This play is like one long conversation between Jimmy and Lorraine, in which we get to know them not just as artists and activists, but also as humans and friends. I have to admit I didn't know much about them as artists (Hansberry is of course most well known for being the first female black playwright produced on Broadway with 1959's A Raisin in the Sun), and nothing about them as activists. It's quite fascinating to hear their ideas on the Civil Rights movement and how they used their art to further the cause. They also had some very famous friends in the entertainment and political worlds, who are part of the story as well.
Lest you think this play is a boring recitation of prose, let me give you three examples of particularly ingenius scenes:
|dance it out! (Vinecia Coleman, Sasha Andreev, and|
Jon-Michael Reese, photo by Rich Ryan)
- Jimmy and Lorraine discuss complicated social/racial/political issues with Norman Mailer, all while dancing in a '60s Laugh-In sort of style (choreographed by Leslie Parker). Constant words, constant movement. I've never seen anything like it, and it makes me think if all heated discussions were done while dancing they might be more effective.
- A reenactment of a meeting that the two had with Bobby Kennedy and many famous artists in NYC, with the three actors playing all of these icons, effortlessly passing the ball back and forth in a master class of playwriting, acting, and directing.
- Jimmy and Lorraine perform a minstrel style number in white gloves about "the Negro problem," coming to the not so shocking conclusion that the problem is white America.
|Lorraine (Vinecia Coleman) and Jimmy|
(Jon-Michael Reese, photo by Rich Ryan)

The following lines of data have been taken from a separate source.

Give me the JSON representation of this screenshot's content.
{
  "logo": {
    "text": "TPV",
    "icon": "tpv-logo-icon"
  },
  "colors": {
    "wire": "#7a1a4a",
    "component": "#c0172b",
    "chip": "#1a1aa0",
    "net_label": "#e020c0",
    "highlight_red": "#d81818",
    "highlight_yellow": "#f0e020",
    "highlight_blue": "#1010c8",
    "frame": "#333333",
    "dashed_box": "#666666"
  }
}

The design of the show is as exceptional as the cast. Everything is in shades of black, gray, and white. The backdrop is comprised of large squares, some of them covered in typewritten pages, with a desk on either side of the stage for the two writers. Some of the squares open to reveal props or a bar, and projections of historical and contemporary images and videos play across the surfaces. Characters are dressed in crisp and classic period clothing in the the same color scheme. (Set design by Leazah Behrens, lighting design by Michael Wangen, sound design by Katharine Horowitz, projection design by Bill Cottman, costume design by Trevor Bowen.)
Jimmy and Lorraine: A Musing continues through October 20. If you go (and you should), not only will you learn about these two influential artists and how their lives and work intersected with the Civil Rights movement, but you'll also likely be entertained and surprised by the unique structure of the play, and impressed by the performances of the cast and contributions of the entire team to create this powerful piece of theater.